Review your hiring process and procedures and your employment applications.  Consider the timing of when to make criminal history and background check inquiries based on restrictions under ban-the-box legislation at the state and local levels.  Moreover, consider aspects of a criminal history about which you may not ask.  If the investigation reveals an applicant’s criminal history, consider your obligations under the same restrictions.  Finally, consider any obligations following an adverse action.  If you do find criminal history, allow the applicant an opportunity to explain any irregularities in the report.      

Develop a system to inform your employees of your business and how to use criminal history information to make proper employment decisions prior to excluding an applicant or employee from employment based on that individual’s criminal record.   

Ensure compliance with FCRA through appropriate forms, keeping in mind the extent to which criminal history may be relied upon to exclude an applicant where such forms may be subject to legal challenge.

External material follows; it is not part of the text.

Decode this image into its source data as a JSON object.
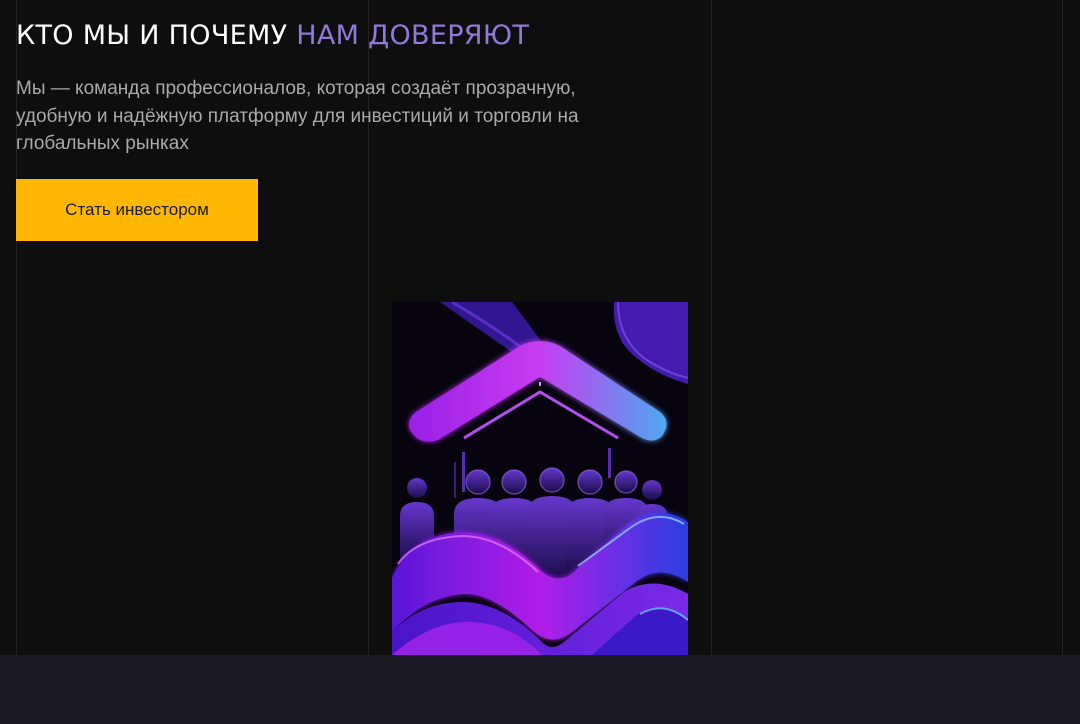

Finally, review and keep an eye on federal, state and local developments that may impact your use or reliance on criminal history.  

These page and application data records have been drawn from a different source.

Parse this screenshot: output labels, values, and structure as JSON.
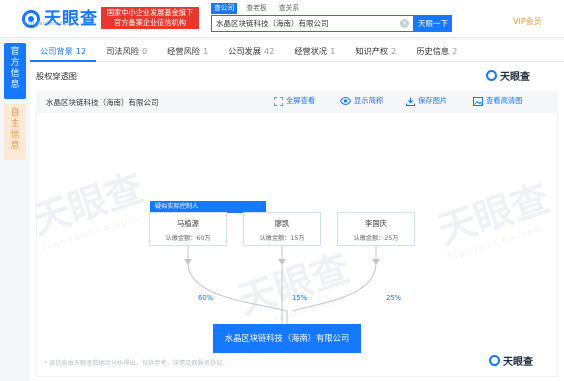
{
  "header": {
    "logo_text": "天眼查",
    "logo_sub": "TianYanCha.com",
    "badge_line1": "国家中小企业发展基金旗下",
    "badge_line2": "官方备案企业征信机构",
    "search_tabs": [
      "查公司",
      "查老板",
      "查关系"
    ],
    "search_value": "水晶区块链科技（海南）有限公司",
    "search_button": "天眼一下",
    "vip": "VIP会员"
  },
  "side_tabs": [
    {
      "label": "官方信息",
      "chars": [
        "官",
        "方",
        "信",
        "息"
      ]
    },
    {
      "label": "自主信息",
      "chars": [
        "自",
        "主",
        "信",
        "息"
      ]
    }
  ],
  "nav": [
    {
      "label": "公司背景",
      "count": "12"
    },
    {
      "label": "司法风险",
      "count": "0"
    },
    {
      "label": "经营风险",
      "count": "1"
    },
    {
      "label": "公司发展",
      "count": "42"
    },
    {
      "label": "经营状况",
      "count": "1"
    },
    {
      "label": "知识产权",
      "count": "2"
    },
    {
      "label": "历史信息",
      "count": "2"
    }
  ],
  "section": {
    "title": "股权穿透图",
    "brand": "天眼查"
  },
  "toolbar": {
    "company": "水晶区块链科技（海南）有限公司",
    "actions": [
      "全屏查看",
      "显示简称",
      "保存图片",
      "查看高清图"
    ]
  },
  "graph": {
    "controller_tag": "疑似实际控制人",
    "holders": [
      {
        "name": "马植源",
        "capital": "认缴金额：60万",
        "percent": "60%"
      },
      {
        "name": "廖凯",
        "capital": "认缴金额：15万",
        "percent": "15%"
      },
      {
        "name": "李国庆",
        "capital": "认缴金额：25万",
        "percent": "25%"
      }
    ],
    "target": "水晶区块链科技（海南）有限公司",
    "watermark": "天眼查",
    "watermark_sub": "TianYanCha.com"
  },
  "footer": {
    "note": "* 该信息由天眼查数据库分析得出，仅供参考，详情见网服务协议。",
    "brand": "天眼查"
  },
  "colors": {
    "primary": "#1677ff",
    "badge_red": "#e8372e",
    "vip": "#e39b3b",
    "side_inactive_bg": "#fbe9d4"
  }
}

IRS Proposes Regulation Regarding Reporting of Charitable Donations
By: Stacey L. Pine

The IRS recently issued a proposed regulation regarding the reporting of charitable donations.  Under the current law, taxpayers who donate $250 or more to a charitable organization must obtain a written receipt from the charitable organization in order to claim a charitable deduction, and the receipt must contain specified information.  The law further provides that donors will not be required to provide a receipt when a charitable organization files a report reporting all the information that is currently required to be included in the written receipt so long as the report is in the form required by the IRS.  Since the IRS has not developed such a form, the charitable organization is required to provide the donor with a receipt, but donors are responsible for providing the IRS with documentation regarding the charitable deduction being claimed.  This information is not required to be reported on 990s since 990s are public and donor identifying information would be included.

The proposed regulation states that the IRS will now develop a report that may, but is not required, to be filed by the charitable organization for the purpose of reporting charitable donations.  Under the proposal, the charitable organization would be required to provide the donor with a copy of the donor’s information the organization included in its report filed with the IRS.   So, charitable organizations electing to file the return would have more administrative obligations as the organizations would be required to file the charitable donation report while still providing information to the donor. 

The proposed regulation also states that the IRS is concerned about charitable organizations collecting and maintaining a donor’s personally identifiable information.  The IRS is seeking comments on the entire proposed regulation, but especially on whether it should issue guidance for the collecting and storing of such information.